• [Provided data]
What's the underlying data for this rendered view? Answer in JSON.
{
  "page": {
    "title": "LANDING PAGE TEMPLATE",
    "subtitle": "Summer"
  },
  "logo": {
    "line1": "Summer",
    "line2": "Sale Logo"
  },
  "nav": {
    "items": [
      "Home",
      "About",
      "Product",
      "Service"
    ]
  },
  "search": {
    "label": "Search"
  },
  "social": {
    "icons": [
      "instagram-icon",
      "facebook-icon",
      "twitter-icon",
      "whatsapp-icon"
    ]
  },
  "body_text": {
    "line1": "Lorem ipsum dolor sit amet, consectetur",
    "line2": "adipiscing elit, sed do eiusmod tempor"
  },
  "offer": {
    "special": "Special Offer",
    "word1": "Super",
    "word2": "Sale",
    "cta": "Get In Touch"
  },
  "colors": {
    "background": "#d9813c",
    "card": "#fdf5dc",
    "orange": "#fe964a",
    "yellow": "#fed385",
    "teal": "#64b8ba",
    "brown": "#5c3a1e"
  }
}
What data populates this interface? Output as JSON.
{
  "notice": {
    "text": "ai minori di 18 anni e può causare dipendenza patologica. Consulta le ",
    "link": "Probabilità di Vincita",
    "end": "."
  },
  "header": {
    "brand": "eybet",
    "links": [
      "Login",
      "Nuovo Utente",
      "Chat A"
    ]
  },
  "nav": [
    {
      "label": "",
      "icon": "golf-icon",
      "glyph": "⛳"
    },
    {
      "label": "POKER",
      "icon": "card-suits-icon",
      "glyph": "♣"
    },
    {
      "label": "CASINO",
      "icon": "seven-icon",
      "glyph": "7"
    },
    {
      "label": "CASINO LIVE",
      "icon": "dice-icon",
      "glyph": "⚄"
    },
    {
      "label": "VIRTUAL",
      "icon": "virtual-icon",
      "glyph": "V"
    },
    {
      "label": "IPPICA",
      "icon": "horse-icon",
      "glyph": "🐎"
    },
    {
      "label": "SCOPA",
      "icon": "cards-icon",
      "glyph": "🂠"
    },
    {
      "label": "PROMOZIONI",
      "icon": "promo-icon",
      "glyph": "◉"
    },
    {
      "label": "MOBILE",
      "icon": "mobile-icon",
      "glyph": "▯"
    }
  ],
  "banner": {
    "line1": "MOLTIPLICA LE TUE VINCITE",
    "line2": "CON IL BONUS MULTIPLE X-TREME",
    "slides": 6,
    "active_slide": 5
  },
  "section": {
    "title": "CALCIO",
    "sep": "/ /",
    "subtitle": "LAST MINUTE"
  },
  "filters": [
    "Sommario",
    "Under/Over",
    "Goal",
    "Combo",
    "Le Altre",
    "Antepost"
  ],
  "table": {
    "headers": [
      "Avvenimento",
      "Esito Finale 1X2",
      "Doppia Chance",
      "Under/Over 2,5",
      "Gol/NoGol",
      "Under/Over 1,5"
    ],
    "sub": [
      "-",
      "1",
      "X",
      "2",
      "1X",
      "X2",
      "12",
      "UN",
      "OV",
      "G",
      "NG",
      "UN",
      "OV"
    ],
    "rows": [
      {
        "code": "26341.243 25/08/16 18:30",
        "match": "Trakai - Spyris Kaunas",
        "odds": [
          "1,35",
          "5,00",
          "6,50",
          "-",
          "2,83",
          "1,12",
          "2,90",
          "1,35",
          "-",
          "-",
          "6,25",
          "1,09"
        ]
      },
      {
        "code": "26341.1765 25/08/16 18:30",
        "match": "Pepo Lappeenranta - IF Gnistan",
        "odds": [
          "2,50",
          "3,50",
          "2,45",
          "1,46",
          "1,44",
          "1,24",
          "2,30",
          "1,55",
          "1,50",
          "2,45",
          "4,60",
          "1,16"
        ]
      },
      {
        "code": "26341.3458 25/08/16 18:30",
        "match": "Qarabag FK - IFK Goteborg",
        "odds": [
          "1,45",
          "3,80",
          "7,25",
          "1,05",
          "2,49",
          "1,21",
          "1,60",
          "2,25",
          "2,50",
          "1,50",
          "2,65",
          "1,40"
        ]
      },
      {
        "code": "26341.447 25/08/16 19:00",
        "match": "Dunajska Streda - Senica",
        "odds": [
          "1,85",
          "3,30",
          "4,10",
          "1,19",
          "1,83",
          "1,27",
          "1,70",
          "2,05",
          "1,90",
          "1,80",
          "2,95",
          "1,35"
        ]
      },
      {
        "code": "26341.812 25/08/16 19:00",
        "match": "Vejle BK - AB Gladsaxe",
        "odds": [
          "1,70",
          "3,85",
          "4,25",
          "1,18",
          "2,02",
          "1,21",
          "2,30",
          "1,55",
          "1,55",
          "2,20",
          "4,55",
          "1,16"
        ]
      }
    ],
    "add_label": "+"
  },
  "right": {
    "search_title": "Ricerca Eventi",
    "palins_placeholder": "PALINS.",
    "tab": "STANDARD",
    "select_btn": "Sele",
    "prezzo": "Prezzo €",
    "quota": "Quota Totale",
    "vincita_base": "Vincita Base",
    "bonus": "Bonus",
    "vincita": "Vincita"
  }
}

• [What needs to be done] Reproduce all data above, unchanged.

• [Task response]
What's the underlying data for this rendered view? Answer in JSON.
{
  "page": {
    "title": "LANDING PAGE TEMPLATE",
    "subtitle": "Summer"
  },
  "logo": {
    "line1": "Summer",
    "line2": "Sale Logo"
  },
  "nav": {
    "items": [
      "Home",
      "About",
      "Product",
      "Service"
    ]
  },
  "search": {
    "label": "Search"
  },
  "social": {
    "icons": [
      "instagram-icon",
      "facebook-icon",
      "twitter-icon",
      "whatsapp-icon"
    ]
  },
  "body_text": {
    "line1": "Lorem ipsum dolor sit amet, consectetur",
    "line2": "adipiscing elit, sed do eiusmod tempor"
  },
  "offer": {
    "special": "Special Offer",
    "word1": "Super",
    "word2": "Sale",
    "cta": "Get In Touch"
  },
  "colors": {
    "background": "#d9813c",
    "card": "#fdf5dc",
    "orange": "#fe964a",
    "yellow": "#fed385",
    "teal": "#64b8ba",
    "brown": "#5c3a1e"
  }
}
What data populates this interface? Output as JSON.
{
  "notice": {
    "text": "ai minori di 18 anni e può causare dipendenza patologica. Consulta le ",
    "link": "Probabilità di Vincita",
    "end": "."
  },
  "header": {
    "brand": "eybet",
    "links": [
      "Login",
      "Nuovo Utente",
      "Chat A"
    ]
  },
  "nav": [
    {
      "label": "",
      "icon": "golf-icon",
      "glyph": "⛳"
    },
    {
      "label": "POKER",
      "icon": "card-suits-icon",
      "glyph": "♣"
    },
    {
      "label": "CASINO",
      "icon": "seven-icon",
      "glyph": "7"
    },
    {
      "label": "CASINO LIVE",
      "icon": "dice-icon",
      "glyph": "⚄"
    },
    {
      "label": "VIRTUAL",
      "icon": "virtual-icon",
      "glyph": "V"
    },
    {
      "label": "IPPICA",
      "icon": "horse-icon",
      "glyph": "🐎"
    },
    {
      "label": "SCOPA",
      "icon": "cards-icon",
      "glyph": "🂠"
    },
    {
      "label": "PROMOZIONI",
      "icon": "promo-icon",
      "glyph": "◉"
    },
    {
      "label": "MOBILE",
      "icon": "mobile-icon",
      "glyph": "▯"
    }
  ],
  "banner": {
    "line1": "MOLTIPLICA LE TUE VINCITE",
    "line2": "CON IL BONUS MULTIPLE X-TREME",
    "slides": 6,
    "active_slide": 5
  },
  "section": {
    "title": "CALCIO",
    "sep": "/ /",
    "subtitle": "LAST MINUTE"
  },
  "filters": [
    "Sommario",
    "Under/Over",
    "Goal",
    "Combo",
    "Le Altre",
    "Antepost"
  ],
  "table": {
    "headers": [
      "Avvenimento",
      "Esito Finale 1X2",
      "Doppia Chance",
      "Under/Over 2,5",
      "Gol/NoGol",
      "Under/Over 1,5"
    ],
    "sub": [
      "-",
      "1",
      "X",
      "2",
      "1X",
      "X2",
      "12",
      "UN",
      "OV",
      "G",
      "NG",
      "UN",
      "OV"
    ],
    "rows": [
      {
        "code": "26341.243 25/08/16 18:30",
        "match": "Trakai - Spyris Kaunas",
        "odds": [
          "1,35",
          "5,00",
          "6,50",
          "-",
          "2,83",
          "1,12",
          "2,90",
          "1,35",
          "-",
          "-",
          "6,25",
          "1,09"
        ]
      },
      {
        "code": "26341.1765 25/08/16 18:30",
        "match": "Pepo Lappeenranta - IF Gnistan",
        "odds": [
          "2,50",
          "3,50",
          "2,45",
          "1,46",
          "1,44",
          "1,24",
          "2,30",
          "1,55",
          "1,50",
          "2,45",
          "4,60",
          "1,16"
        ]
      },
      {
        "code": "26341.3458 25/08/16 18:30",
        "match": "Qarabag FK - IFK Goteborg",
        "odds": [
          "1,45",
          "3,80",
          "7,25",
          "1,05",
          "2,49",
          "1,21",
          "1,60",
          "2,25",
          "2,50",
          "1,50",
          "2,65",
          "1,40"
        ]
      },
      {
        "code": "26341.447 25/08/16 19:00",
        "match": "Dunajska Streda - Senica",
        "odds": [
          "1,85",
          "3,30",
          "4,10",
          "1,19",
          "1,83",
          "1,27",
          "1,70",
          "2,05",
          "1,90",
          "1,80",
          "2,95",
          "1,35"
        ]
      },
      {
        "code": "26341.812 25/08/16 19:00",
        "match": "Vejle BK - AB Gladsaxe",
        "odds": [
          "1,70",
          "3,85",
          "4,25",
          "1,18",
          "2,02",
          "1,21",
          "2,30",
          "1,55",
          "1,55",
          "2,20",
          "4,55",
          "1,16"
        ]
      }
    ],
    "add_label": "+"
  },
  "right": {
    "search_title": "Ricerca Eventi",
    "palins_placeholder": "PALINS.",
    "tab": "STANDARD",
    "select_btn": "Sele",
    "prezzo": "Prezzo €",
    "quota": "Quota Totale",
    "vincita_base": "Vincita Base",
    "bonus": "Bonus",
    "vincita": "Vincita"
  }
}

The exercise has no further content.